Shelly Witherspoon picked a lousy time to die.
The Cuyahoga Falls woman should have died between 6 a.m. and 4:30 p.m. Those are the hours when the deceased get a free ride to the Summit County Medical Examiner’s office.
But Witherspoon had the temerity to stop living at about 6:45 p.m. on Oct. 2, so the six-mile journey from her apartment to the coroner’s office cost her next of kin $122.50.
Yes, you read that correctly: If she had had the foresight to die by 4:30, her estate would owe nothing.
How can that be?
Excellent question. So I asked it.
Jason Dodson, chief of staff for Summit County Executive Russ Pry, says that, until a couple of years ago, the medical examiner’s office would pick up corpses during business hours and subcontract with a private ambulance company for off-hours runs, and insurance would pay for the latter.
But then, he says, insurance companies started refusing to pay, arguing that transporting a dead body was not a health-care issue.
The county then faced two choices, Dodson says: Pay lots of money to staff the medical examiner’s office around the clock, or pass along the cost to the families of people who didn’t die when the coroner’s office was open.
“I could certainly see that’s not necessarily something that would make somebody happy,” he says, “but like many other tough decisions we’ve had to make, the finances are what they are here.”
Dodson says the county subsidizes the off-hours runs, paying $25,000 annually to Professional Funeral Services for up to 320 transports, or about $78 per run.
Well, that makes sense from an accounting viewpoint. But it makes no sense on a personal level.
Bob Williams, the significant other of the deceased woman’s sister, is fuming about the policy.
“It’s unconscionable,” he says. “You’re either doing a service for the people in the county or you’re not.”
Bingo. Either subsidize everyone equally or subsidize no one. Basing the bills on the time of death is absurd.
The mental state of the family was not helped by the in-your-face attitude copped in a Q-and-A sheet that accompanied the bill.
The mailing from the funeral company, sent to Witherspoon’s sister, Valerie Bloom, informed her that she was personally responsible for paying because the medical examiner’s office provided her name as the contact person.
And in answer to Question No. 3 — “Do I have to pay it?” — the company wrote, “This is a legitimate bill for the transport services that we provided on the mentioned date for the named person. Unpaid accounts will be sent to collections.”

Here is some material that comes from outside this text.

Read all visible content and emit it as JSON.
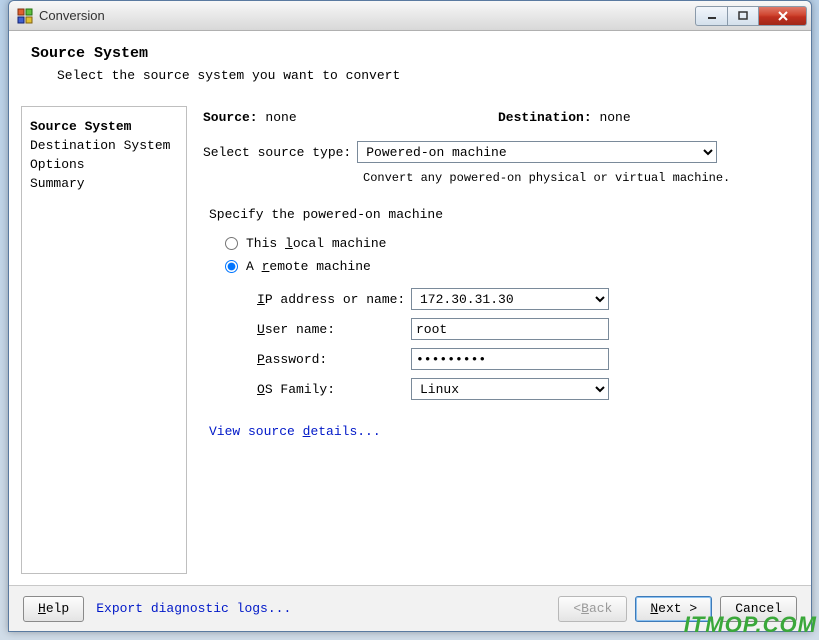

Normally, when people die, bills of this sort are paid from the estate by the executor, who is often a different person than the one who initially contacts authorities when an unexpected death occurs. In those cases, according to the letter, “We are more than happy to forward the bill on to another person ... but please be aware that this will not stop the collections process.”
The owner of Falls-based Professional Funeral Services, Bob Norman, says that letter has been revised since Witherspoon’s sister received hers a couple of weeks ago. He says the new one states specifically that the estate is responsible, and if the recipient is not the executor, the recipient should forward it.
Which is what the letter should have said in the first place.
The distance from Witherspoon’s residence at Studio City Apartments to the medical examiner’s office on North Summit Street in Akron is only six or seven miles. But for billing purposes, that’s irrelevant. You don’t have to worry about where you die in Summit County, because no mileage charge is added. You only have to worry about when you die.
I was curious about what would happen if three or four or five people died during the proper hours but died at roughly the same time in different locations. Would the county make a series of runs and eventually collect them all, or would it ring up a private service?
Dodson’s response: “It is our policy not to respond to hypothetical questions.”
At the very least, the county could spell out its funky policy on the website. But on the medical examiner’s “frequently asked questions” page, the only financial information is this:
“There is no charge to the next of kin for an autopsy nor for any of the tests which may be conducted by the medical examiner’s office.”
Getting there is another story. An untold story.
Autopsies are a lot more common than you might think. Whenever someone dies who apparently was in good health, or dies in any suspicious or unusual manner, state law requires a trip to the medical examiner.
Last year, according to county spokeswoman Jill Skapin, private ambulances averaged about 22 runs to the medical examiner’s office per month. Transports by the county itself averaged 18 per month.
Witherspoon’s body was transported because, at age 55, her death was unexpected. (A ruling on the cause of death is still pending, but no foul play is suspected.)
She led an interesting life. A native of Cleveland, Witherspoon attended college in Indiana, then came back and worked at Sea World in Aurora, feeding sharks, swimming with dolphins and water skiing.
The Sea World job led her to Orlando, Fla., where she spent many years before heading back to her home state and the city where her mother and stepfather live.
In her final days, she was enrolled at Brown Mackie College, learning to become a veterinary technician.
“She loved animals, loved people and wanted to do her thing,” says Williams.
Her death at a relatively young age still stings the family deeply. And the odd, unexpected bill from the funeral service, though hardly astronomical, provided yet another kick in the pants that they simply didn’t need.
Bob Dyer can be reached at 330-996-3580 or email@example.com.